==== Record excerpts
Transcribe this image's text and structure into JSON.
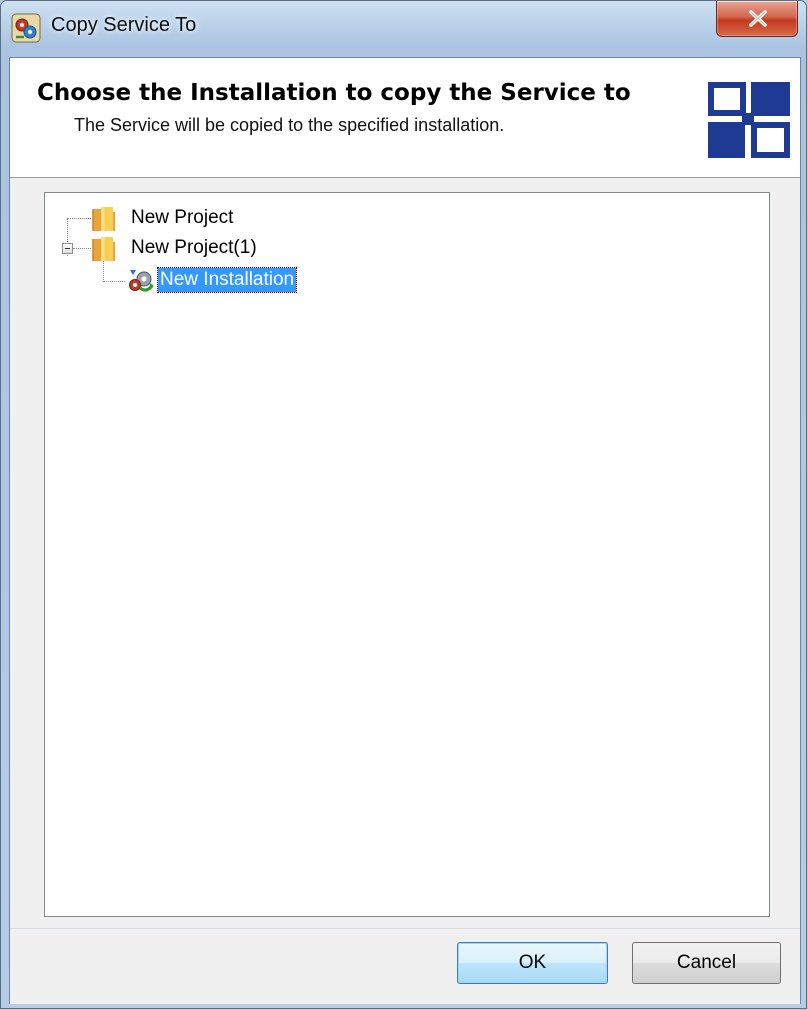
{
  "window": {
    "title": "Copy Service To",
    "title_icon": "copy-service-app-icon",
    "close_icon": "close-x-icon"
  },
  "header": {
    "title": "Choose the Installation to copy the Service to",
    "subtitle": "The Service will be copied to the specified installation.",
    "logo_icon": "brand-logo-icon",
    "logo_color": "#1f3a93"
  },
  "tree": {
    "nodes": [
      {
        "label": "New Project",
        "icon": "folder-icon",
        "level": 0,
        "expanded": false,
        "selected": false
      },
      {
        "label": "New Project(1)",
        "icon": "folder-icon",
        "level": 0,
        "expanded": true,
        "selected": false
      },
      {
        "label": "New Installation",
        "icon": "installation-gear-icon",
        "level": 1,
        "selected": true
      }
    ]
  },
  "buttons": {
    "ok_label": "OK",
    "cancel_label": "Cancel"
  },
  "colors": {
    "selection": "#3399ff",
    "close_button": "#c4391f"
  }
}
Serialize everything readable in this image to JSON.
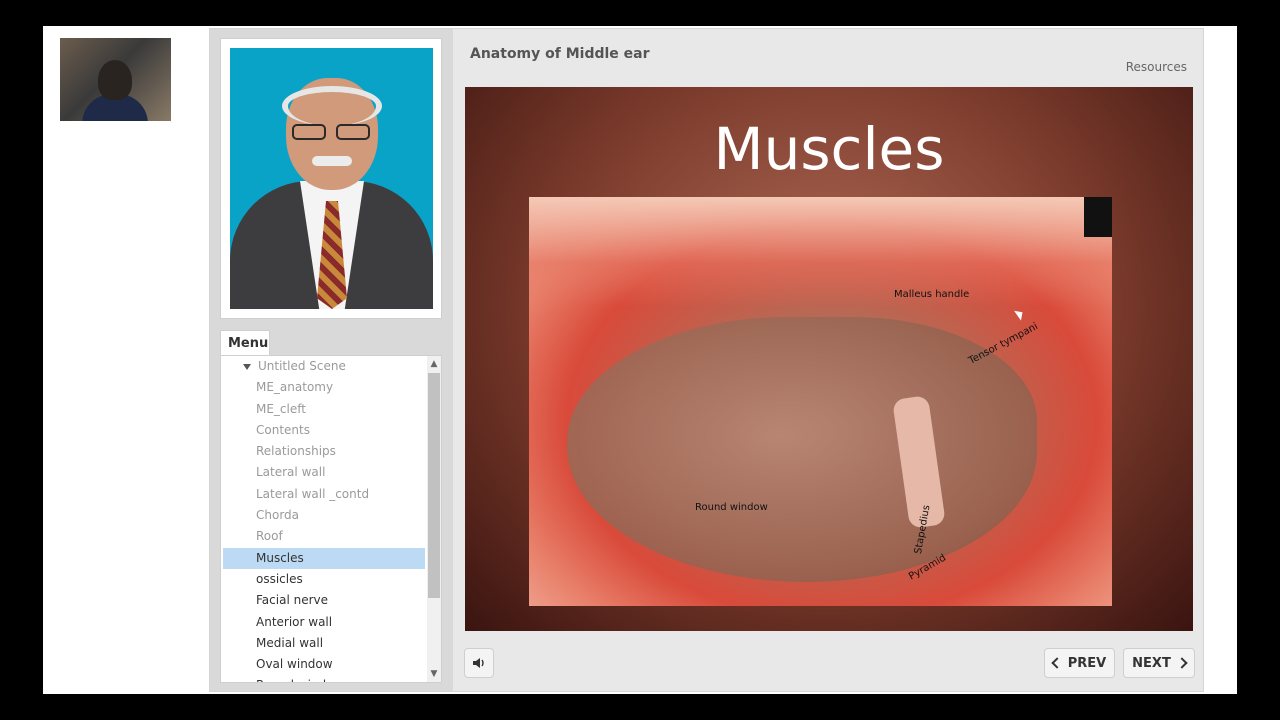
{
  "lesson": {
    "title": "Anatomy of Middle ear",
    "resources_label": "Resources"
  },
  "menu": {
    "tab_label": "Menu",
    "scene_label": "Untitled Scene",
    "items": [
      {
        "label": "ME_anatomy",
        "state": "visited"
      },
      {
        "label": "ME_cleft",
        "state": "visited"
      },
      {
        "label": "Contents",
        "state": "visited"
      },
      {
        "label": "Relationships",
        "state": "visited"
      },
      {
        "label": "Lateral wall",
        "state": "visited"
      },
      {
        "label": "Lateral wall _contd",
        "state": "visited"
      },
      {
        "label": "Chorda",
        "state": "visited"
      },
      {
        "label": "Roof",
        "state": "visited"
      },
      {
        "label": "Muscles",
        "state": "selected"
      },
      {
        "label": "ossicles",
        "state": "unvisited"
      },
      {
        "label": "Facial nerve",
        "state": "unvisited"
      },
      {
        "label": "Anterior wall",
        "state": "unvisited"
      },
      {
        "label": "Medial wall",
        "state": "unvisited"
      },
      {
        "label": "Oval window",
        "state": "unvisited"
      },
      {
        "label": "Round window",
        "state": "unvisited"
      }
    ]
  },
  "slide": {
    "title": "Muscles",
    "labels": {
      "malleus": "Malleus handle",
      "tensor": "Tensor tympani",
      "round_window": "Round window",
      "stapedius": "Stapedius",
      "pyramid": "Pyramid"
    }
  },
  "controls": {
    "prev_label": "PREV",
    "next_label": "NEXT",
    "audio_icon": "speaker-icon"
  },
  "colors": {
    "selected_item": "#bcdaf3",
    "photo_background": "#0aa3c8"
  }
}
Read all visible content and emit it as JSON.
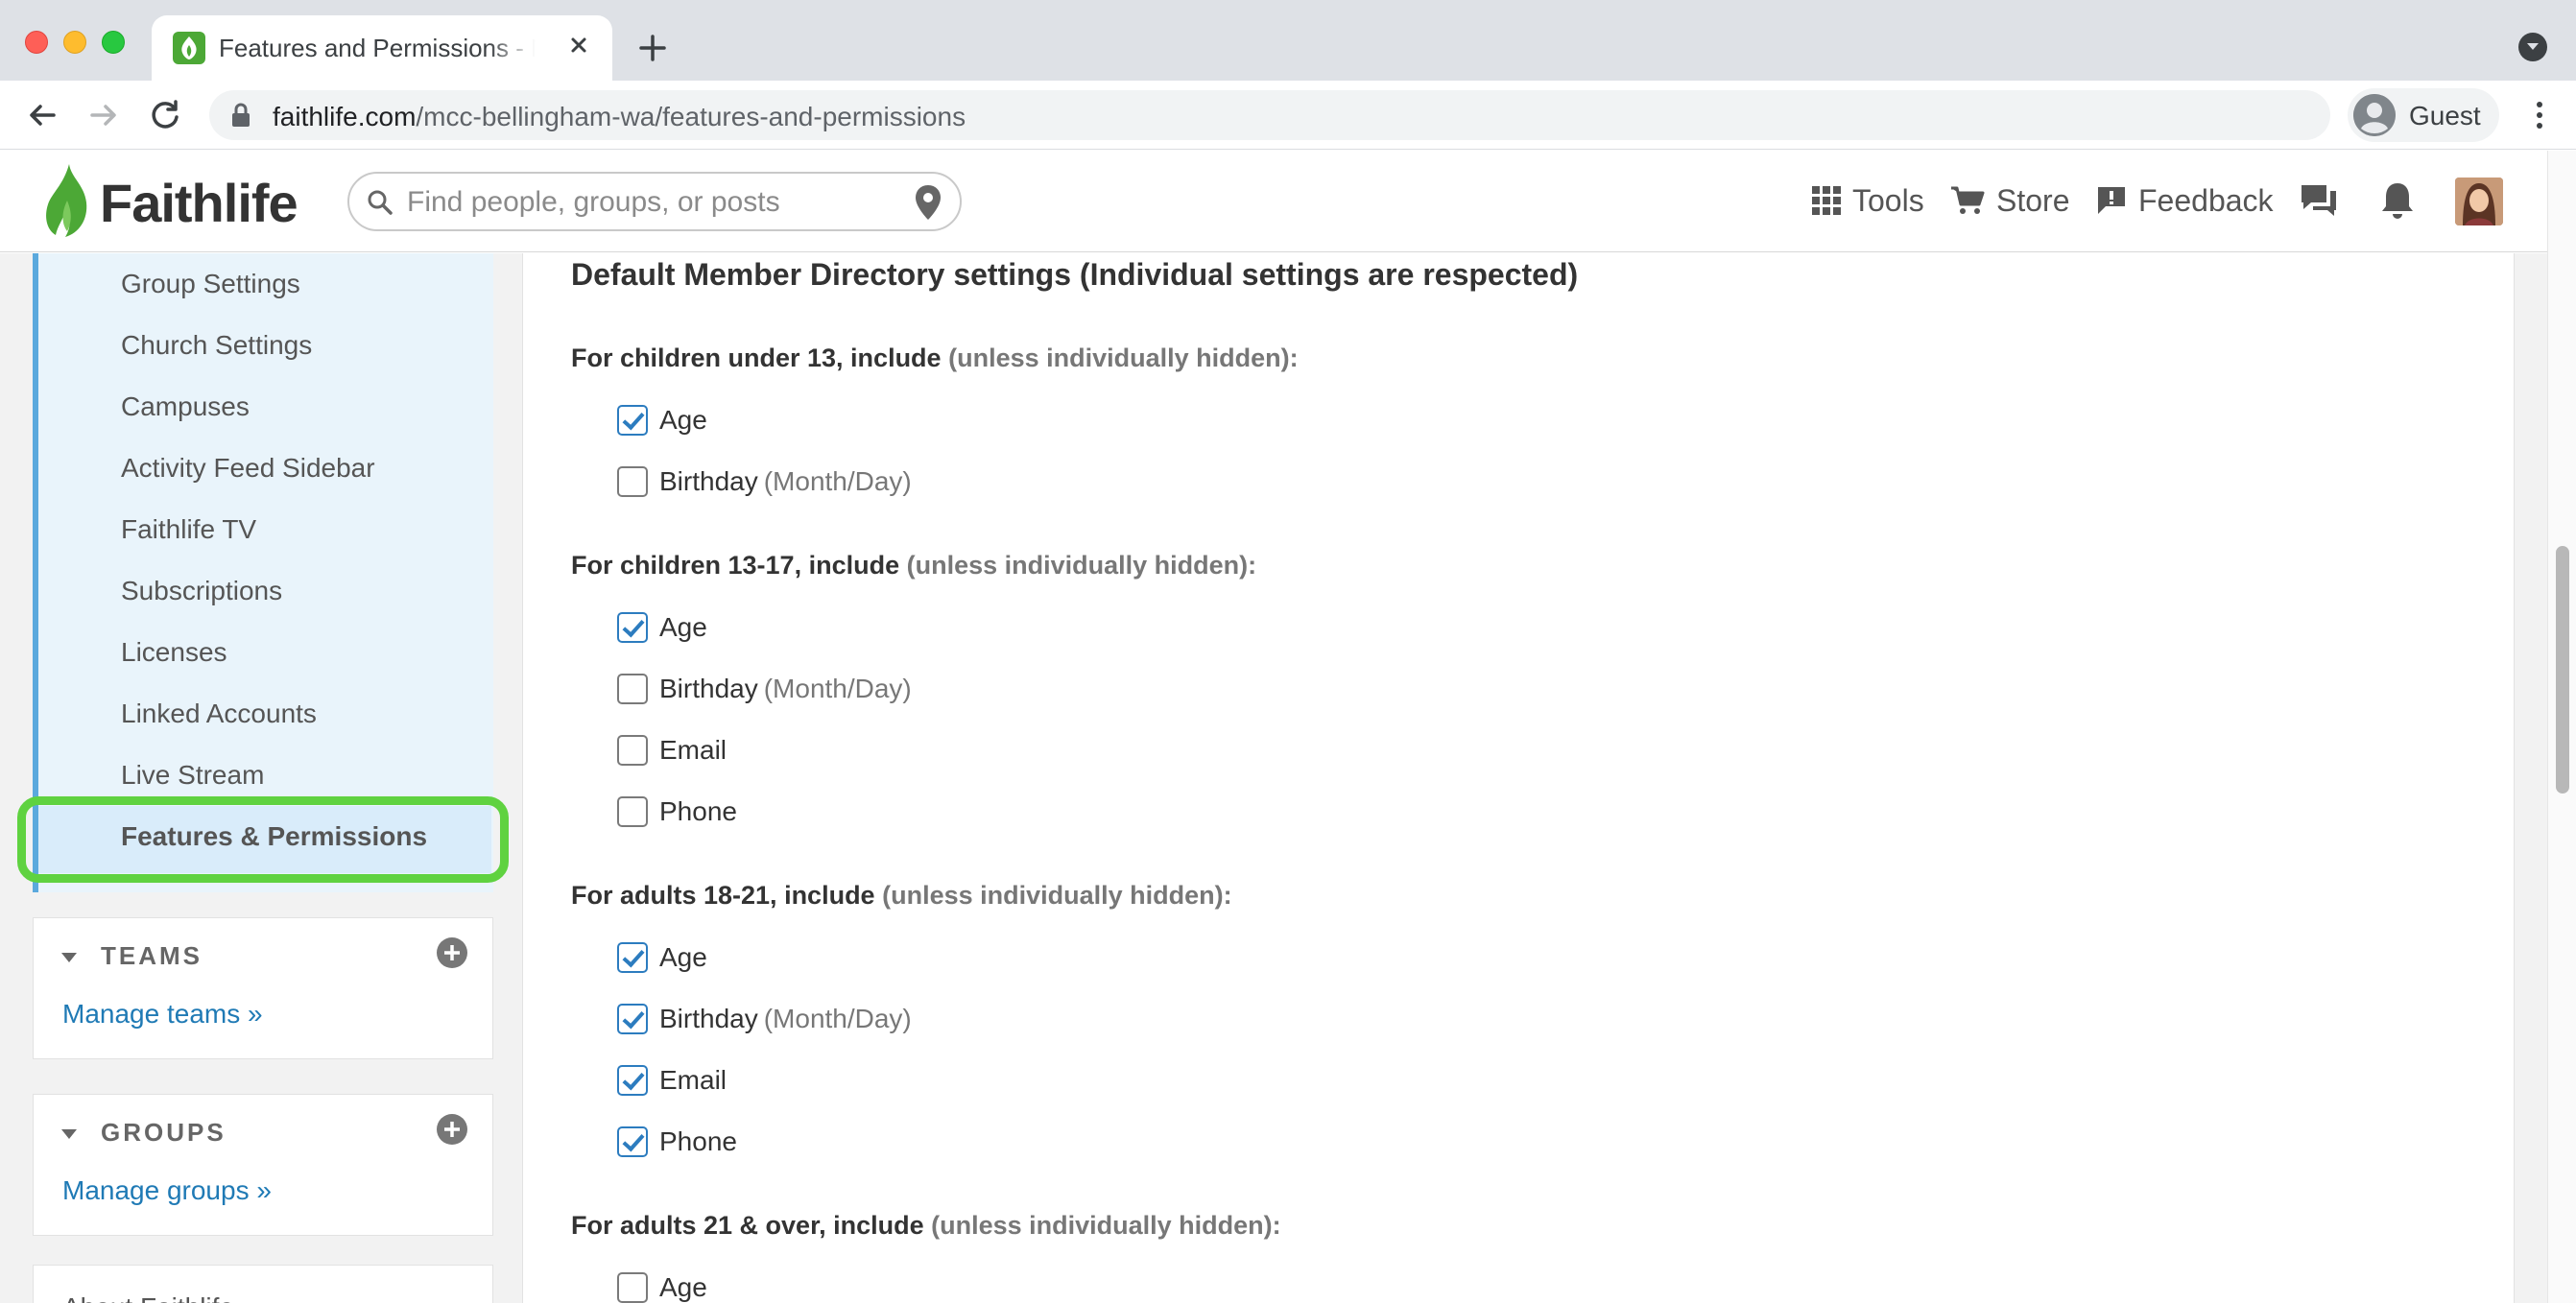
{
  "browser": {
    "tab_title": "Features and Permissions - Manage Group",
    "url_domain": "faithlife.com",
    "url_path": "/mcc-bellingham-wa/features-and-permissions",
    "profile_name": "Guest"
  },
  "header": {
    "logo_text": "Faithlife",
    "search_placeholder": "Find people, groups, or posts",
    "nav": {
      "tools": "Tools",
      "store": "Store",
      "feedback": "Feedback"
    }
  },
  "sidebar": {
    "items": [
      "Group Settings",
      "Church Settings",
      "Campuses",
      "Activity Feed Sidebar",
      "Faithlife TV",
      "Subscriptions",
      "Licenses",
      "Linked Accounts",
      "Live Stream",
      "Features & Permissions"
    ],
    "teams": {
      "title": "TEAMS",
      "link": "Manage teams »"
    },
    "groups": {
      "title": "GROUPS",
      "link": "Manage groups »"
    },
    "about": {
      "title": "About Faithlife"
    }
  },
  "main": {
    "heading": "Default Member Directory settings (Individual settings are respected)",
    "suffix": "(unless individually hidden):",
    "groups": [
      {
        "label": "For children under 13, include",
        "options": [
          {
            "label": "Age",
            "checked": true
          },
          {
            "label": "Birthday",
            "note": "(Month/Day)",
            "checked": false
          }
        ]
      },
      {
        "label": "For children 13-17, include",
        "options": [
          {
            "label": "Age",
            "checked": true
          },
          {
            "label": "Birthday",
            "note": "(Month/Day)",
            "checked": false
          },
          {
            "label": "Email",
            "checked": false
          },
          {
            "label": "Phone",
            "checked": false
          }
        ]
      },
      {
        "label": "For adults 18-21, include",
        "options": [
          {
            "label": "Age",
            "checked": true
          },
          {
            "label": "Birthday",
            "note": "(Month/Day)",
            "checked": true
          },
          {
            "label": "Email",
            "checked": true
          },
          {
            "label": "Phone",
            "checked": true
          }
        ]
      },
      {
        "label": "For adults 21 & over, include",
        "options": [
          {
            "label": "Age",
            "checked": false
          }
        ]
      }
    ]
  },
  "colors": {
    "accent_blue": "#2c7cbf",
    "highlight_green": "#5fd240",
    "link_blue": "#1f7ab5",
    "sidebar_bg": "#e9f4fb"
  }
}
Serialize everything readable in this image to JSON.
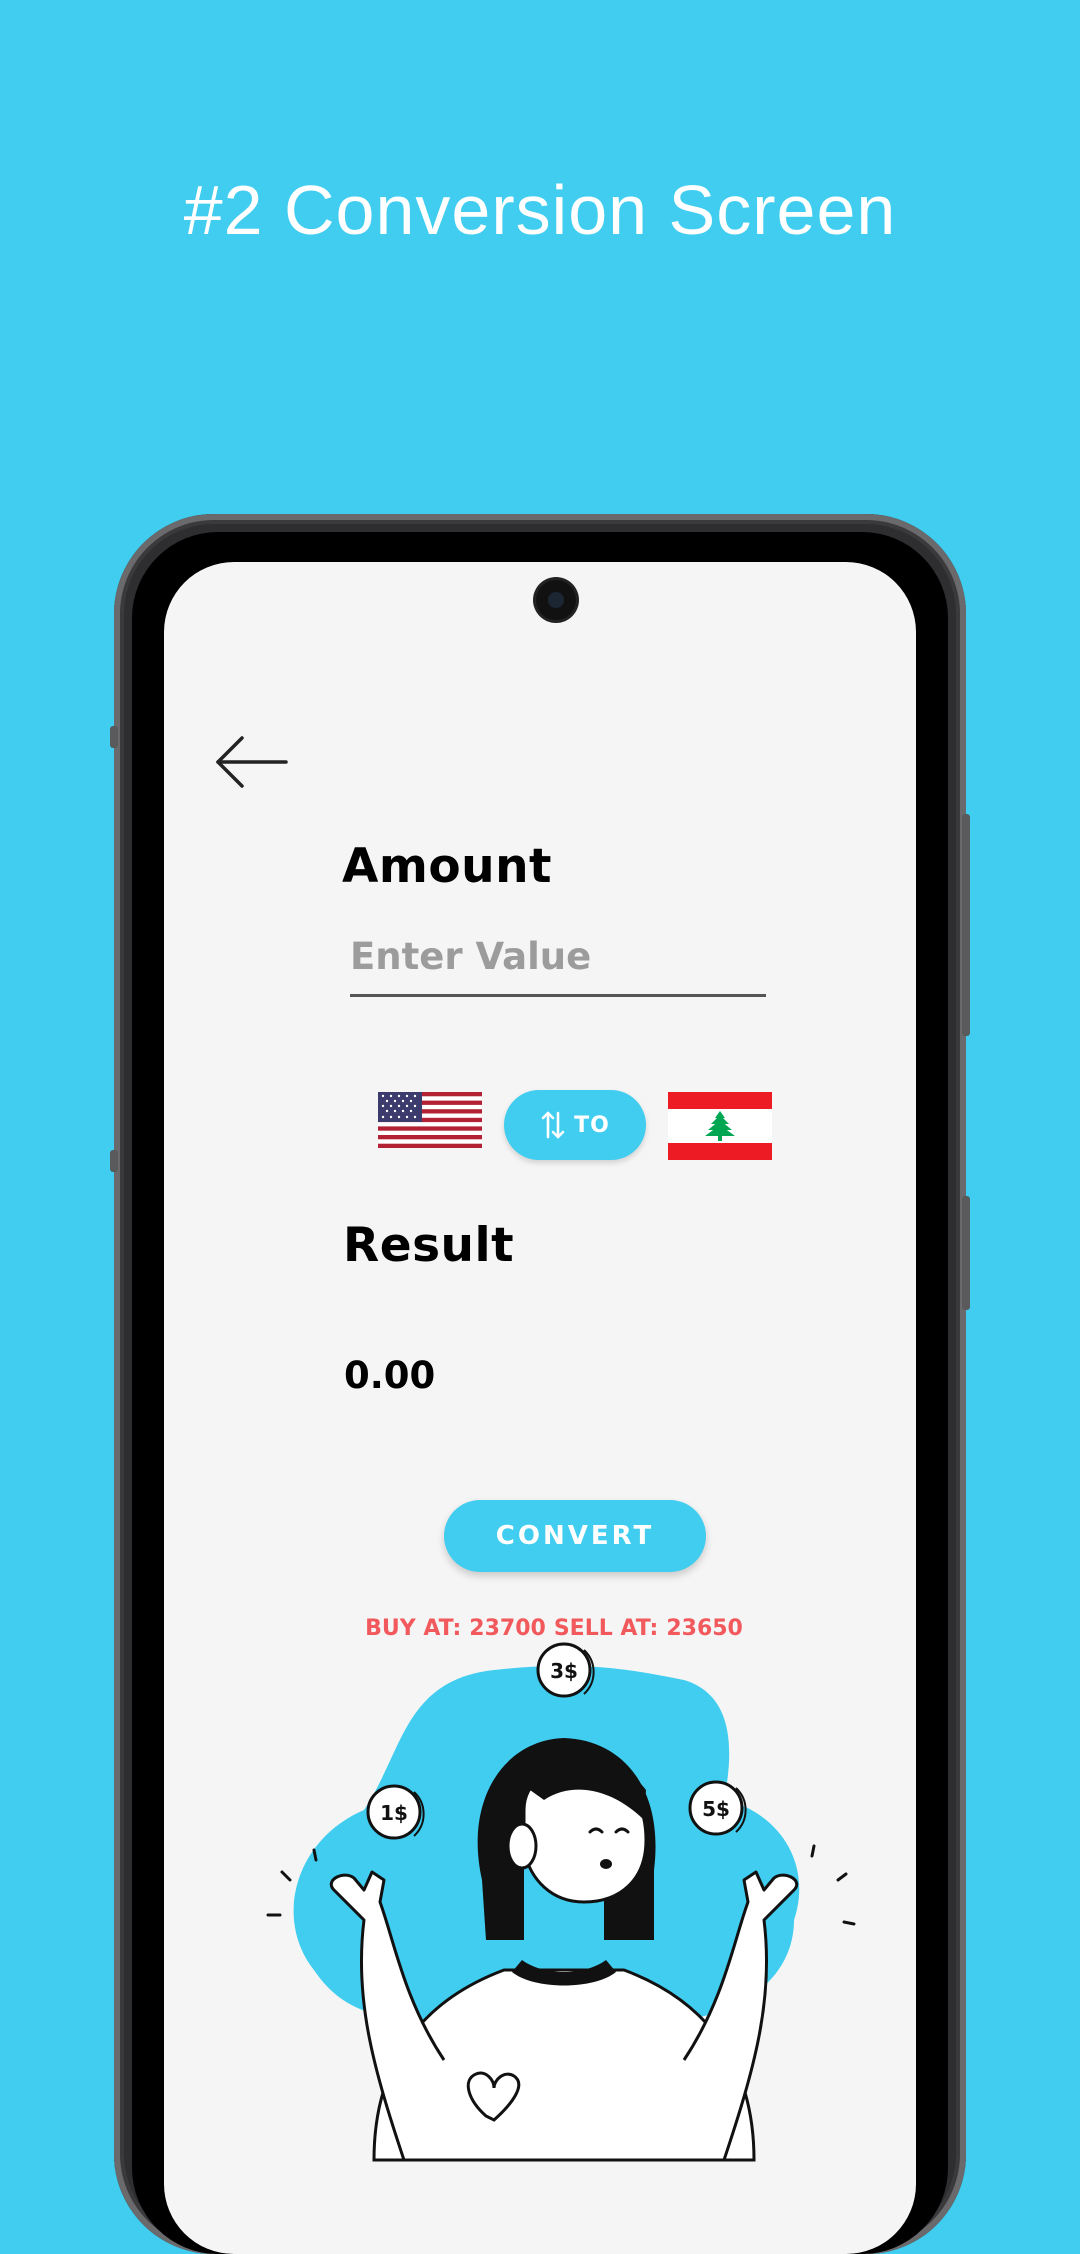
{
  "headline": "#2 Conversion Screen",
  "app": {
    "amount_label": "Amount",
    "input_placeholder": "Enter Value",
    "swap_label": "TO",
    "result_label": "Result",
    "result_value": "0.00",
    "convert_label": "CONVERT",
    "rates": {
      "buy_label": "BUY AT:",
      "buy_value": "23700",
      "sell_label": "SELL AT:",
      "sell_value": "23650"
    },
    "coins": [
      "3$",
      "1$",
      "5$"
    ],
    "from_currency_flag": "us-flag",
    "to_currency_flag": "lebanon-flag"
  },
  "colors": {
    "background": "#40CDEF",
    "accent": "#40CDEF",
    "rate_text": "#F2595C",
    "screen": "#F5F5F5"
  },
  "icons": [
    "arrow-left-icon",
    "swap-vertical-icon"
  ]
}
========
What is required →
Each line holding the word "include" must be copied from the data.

Solution to this exercise →
        "label": "For children under 13, include",
        "label": "For children 13-17, include",
        "label": "For adults 18-21, include",
        "label": "For adults 21 & over, include",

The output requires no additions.